If we're not vaccinated, we're not protected

Warrington Borough Council’s public health team is urging local people to check that they and their children have had the MMR vaccine that protects against measles. 


With measles continuing to increase across the country – and cases now in Warrington - it is particularly important for people to make sure they are vaccinated.

Nationally, the majority of cases have been in children under the age of 10. However, the current outbreak has been affecting people of all ages, with many of these cases linked to nurseries and schools.

Over half of those affected have required hospital treatment. In most of these cases the person was unvaccinated or had only had one dose of the vaccine.

Measles is a highly infectious disease that is spread through coughing and sneezing. It can lead to serious problems such as pneumonia, bronchitis, ear infections and on rare occasions, long-term disability or death.

Measles symptoms to be aware of include:

• high fever

• sore, red, watery eyes

• coughing

• small greyish-white spots in the mouth

• aching and feeling generally unwell

• a blotchy red brown rash, which usually appears after the initial symptoms.

Measles is more contagious than COVID-19 and being in close contact with someone who has the virus is enough to catch it if you are not vaccinated. Just one person can pass the virus on to 15-20 people if they are in close proximity for a short period of time.

Measles isn’t just a just a childhood disease – it can make adults seriously unwell too. People in certain risk groups including babies and young children, pregnant women, and people with weakened immunity, are at increased risk of complications from measles.

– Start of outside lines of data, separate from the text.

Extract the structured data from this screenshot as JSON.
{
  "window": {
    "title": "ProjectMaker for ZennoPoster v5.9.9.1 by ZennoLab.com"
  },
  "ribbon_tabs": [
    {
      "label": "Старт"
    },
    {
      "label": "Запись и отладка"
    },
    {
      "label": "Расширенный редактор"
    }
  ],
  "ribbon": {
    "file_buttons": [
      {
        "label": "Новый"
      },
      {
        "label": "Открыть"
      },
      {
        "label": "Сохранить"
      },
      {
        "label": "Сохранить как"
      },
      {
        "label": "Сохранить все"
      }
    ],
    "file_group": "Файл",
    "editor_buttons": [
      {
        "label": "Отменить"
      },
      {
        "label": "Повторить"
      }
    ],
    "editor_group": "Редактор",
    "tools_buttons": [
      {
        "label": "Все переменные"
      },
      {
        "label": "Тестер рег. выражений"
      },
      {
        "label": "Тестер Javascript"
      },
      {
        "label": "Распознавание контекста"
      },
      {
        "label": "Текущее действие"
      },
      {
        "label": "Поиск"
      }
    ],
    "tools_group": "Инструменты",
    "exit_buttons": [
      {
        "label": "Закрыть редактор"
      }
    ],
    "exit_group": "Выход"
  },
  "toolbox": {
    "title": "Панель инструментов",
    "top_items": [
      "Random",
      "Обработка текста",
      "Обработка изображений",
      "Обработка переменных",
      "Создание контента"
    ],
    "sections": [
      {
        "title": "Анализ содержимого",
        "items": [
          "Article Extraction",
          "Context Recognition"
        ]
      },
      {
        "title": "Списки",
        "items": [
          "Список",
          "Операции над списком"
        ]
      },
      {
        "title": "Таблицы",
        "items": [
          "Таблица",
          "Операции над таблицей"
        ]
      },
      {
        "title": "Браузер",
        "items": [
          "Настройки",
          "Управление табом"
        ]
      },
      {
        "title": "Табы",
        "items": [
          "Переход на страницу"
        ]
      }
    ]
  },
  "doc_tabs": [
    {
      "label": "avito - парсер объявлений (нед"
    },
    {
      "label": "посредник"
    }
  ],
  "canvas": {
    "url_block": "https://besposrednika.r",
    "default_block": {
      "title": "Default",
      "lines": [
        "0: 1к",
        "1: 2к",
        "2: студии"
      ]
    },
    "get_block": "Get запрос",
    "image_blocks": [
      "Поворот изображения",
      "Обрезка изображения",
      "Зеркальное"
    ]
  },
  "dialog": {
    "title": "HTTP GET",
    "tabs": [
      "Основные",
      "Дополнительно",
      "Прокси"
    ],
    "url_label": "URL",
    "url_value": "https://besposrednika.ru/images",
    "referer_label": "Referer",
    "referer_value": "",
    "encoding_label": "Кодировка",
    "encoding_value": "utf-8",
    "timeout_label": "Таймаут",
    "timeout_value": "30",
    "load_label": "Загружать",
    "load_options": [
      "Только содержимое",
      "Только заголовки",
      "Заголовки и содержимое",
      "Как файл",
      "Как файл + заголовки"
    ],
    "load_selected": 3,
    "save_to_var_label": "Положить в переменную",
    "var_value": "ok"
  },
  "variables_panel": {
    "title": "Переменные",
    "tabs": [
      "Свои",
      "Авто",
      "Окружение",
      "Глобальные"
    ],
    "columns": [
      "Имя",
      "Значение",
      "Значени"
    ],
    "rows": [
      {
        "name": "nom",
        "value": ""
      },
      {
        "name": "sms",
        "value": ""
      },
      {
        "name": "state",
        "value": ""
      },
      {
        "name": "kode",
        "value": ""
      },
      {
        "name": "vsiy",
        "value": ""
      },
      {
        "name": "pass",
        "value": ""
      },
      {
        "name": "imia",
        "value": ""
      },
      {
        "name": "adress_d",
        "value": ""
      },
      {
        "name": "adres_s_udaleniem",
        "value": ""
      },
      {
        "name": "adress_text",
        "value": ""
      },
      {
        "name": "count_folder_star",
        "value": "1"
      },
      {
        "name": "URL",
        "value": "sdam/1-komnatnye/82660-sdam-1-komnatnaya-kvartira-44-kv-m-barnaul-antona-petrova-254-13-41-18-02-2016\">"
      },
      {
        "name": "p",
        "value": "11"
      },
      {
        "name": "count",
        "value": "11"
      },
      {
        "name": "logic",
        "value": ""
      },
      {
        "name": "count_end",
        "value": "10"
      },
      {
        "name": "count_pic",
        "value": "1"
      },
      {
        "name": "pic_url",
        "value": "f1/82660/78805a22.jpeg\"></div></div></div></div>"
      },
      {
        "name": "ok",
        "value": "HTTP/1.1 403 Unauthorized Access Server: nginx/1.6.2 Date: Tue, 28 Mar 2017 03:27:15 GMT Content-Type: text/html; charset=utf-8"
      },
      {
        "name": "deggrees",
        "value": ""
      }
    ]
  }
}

The free MMR vaccine is a safe and effective way of protecting against measles, as well as mumps and rubella. The vaccine only takes a few minutes, it is given as an injection into the muscle of the thigh or upper arm. Having two doses of the MMR vaccine at the right time (dose 1 from 12 months, and dose 2 from 3 years 4 months) is the best way to protect you and help prevent it spreading, especially to those most vulnerable.

If anyone has missed one or both doses of the MMR vaccine, contact your GP practice to book an appointment.

David Herne, Director of Public Health at Warrington Borough Council said: “With measles cases increasing nationally and with the first cases here in Warrington, it’s vital that we send out the message to everyone to check your children’s as well as your own MMR status and ensure that you have had both doses.

“If you are not protected, please take action now. The MMR vaccine is the best way to protect ourselves and our loved ones and prevent the illness spreading further.”

Anyone with symptoms of measles is advised to stay at home and phone their GP practice or NHS 111 for advice before visiting the practice or A&E.

For more information about the MMR vaccine, visit the NHS website.